---------- RAW DATA ----------

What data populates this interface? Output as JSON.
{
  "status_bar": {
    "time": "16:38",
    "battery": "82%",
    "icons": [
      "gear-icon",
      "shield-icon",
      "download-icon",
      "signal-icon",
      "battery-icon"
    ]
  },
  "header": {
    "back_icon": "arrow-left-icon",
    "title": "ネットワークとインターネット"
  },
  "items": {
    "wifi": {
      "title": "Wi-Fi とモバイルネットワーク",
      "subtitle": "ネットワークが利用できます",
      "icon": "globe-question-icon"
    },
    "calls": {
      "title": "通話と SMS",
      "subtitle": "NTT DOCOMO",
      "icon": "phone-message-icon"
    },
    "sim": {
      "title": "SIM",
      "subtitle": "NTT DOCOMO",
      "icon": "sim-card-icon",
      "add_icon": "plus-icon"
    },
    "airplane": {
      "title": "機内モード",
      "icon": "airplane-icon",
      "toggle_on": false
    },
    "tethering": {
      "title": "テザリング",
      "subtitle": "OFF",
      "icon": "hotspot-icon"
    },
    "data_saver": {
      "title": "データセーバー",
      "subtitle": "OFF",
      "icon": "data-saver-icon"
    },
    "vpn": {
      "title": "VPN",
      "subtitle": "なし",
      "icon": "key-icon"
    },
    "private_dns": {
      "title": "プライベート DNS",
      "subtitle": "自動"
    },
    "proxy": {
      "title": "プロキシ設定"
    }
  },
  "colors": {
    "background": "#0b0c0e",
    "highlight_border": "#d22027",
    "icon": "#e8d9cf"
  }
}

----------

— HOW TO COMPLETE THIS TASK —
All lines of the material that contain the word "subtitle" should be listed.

— OUTPUT FOR THIS EXERCISE —
      "subtitle": "ネットワークが利用できます",
      "subtitle": "NTT DOCOMO",
      "subtitle": "NTT DOCOMO",
      "subtitle": "OFF",
      "subtitle": "OFF",
      "subtitle": "なし",
      "subtitle": "自動"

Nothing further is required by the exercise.